The root of election in God’s particular and free love comes out all the more clearly in the New Testament. Ephesians 1 is a remarkable chapter that provides the contours of the doctrine of election. Verses 4–5 locate the source of every spiritual blessing known by the Christian in Christ and then communicate that our election—one of those spiritual blessings—was in Him “before the foundation of the world.” John Calvin, in his commentary on these verses, notes that the basis of our election in eternity reveals its gracious character:
The very time when the election took place proves it to be free; for what could we have deserved, or what merit did we possess, before the world was made? How childish is the attempt to meet this argument by the following sophism! “We were chosen because we were worthy, and because God foresaw that we would be worthy.” We were all lost in Adam; and therefore, had not God, through his own election, rescued us from perishing, there was nothing to be foreseen.
If the Father’s gracious election of His children is bound up in eternity, this does not make it arbitrary or abstract—it is intensely personal. It is personal insofar as our election is established in the person of Christ. The personal dimension is further seen in Paul’s focus on God’s love for His people as the basis for election, a love designed “according to the purpose of his will.”
The end goal of election, however, is not simply the manifestation of the Father’s gracious and loving will revealed in His Son for the salvation of His covenant people. To be sure, that is a most certain and secure result:
In him you also, when you heard the word of truth, the gospel of your salvation, and believed in him, were sealed with the promised Holy Spirit, who is the guarantee of our inheritance until we acquire possession of it. (Eph. 1:13–14)

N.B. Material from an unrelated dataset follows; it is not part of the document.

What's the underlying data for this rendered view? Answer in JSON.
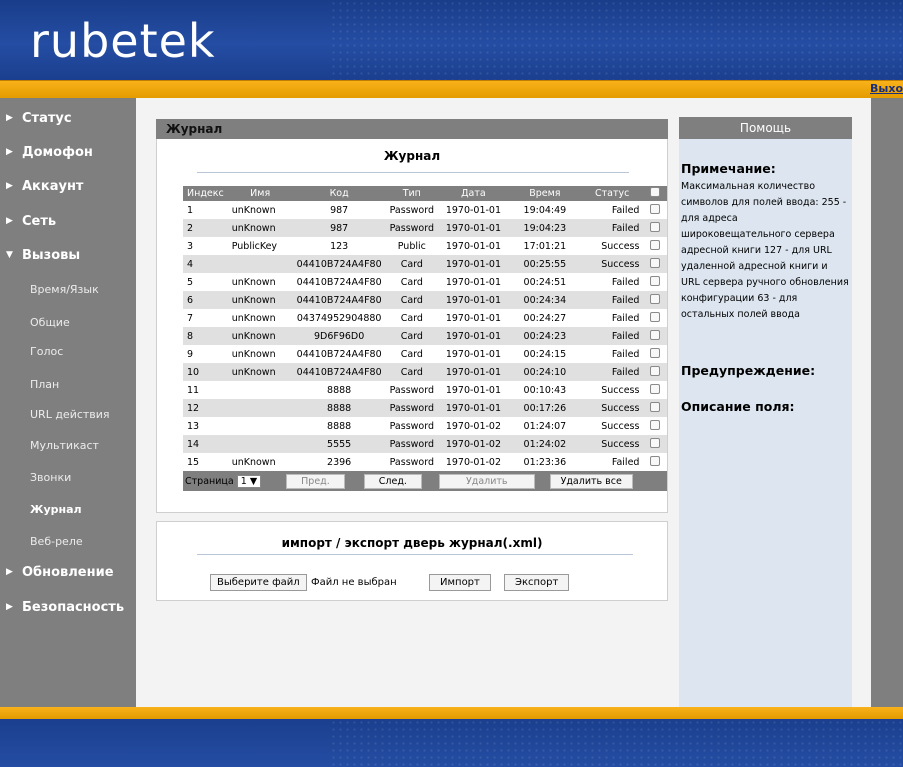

Paul ensures that the last word on election is not about humanity or even salvation—it is about God Himself. The refrain of Ephesians 1:1–14 is “to the praise of his glorious grace” (v. 6) and “to the praise of his glory” (vv. 12, 14).
While many reject the Reformed understanding of unconditional election out of a desire to preserve certain ideas concerning human freedom, many also reject it because of what is further entailed by its emphasis on God’s sovereignty. That is, if God is sovereign over those who are saved through election, He is also sovereign over those who are not. This is the doctrine of reprobation, wherein God sovereignly passes by those who are already lost in their sins. It is a doctrine taught in Scripture (Rom. 9:17–23; 1 Peter 2:8; Jude 4), but it does not dominate Scripture’s message as the message of God’s grace does. Indeed, its relationship to election is decidedly asymmetrical. Whereas election reveals God’s gracious love for His people in Christ, reprobation reveals His justice. In election, God’s people receive what they do not deserve; in reprobation, the result is the just condemnation of those passed over.
We live in a world that turns on influence. Thanks be to God, the decisive influence in His salvation economy is not a saint in heaven or faith on earth. The decisive influence is the Father’s electing sinners to receive His saving grace in His Son, Jesus Christ, through the power of the Holy Spirit. From the human side, it is entirely un-influenced, or unconditioned—it is an unconditional election.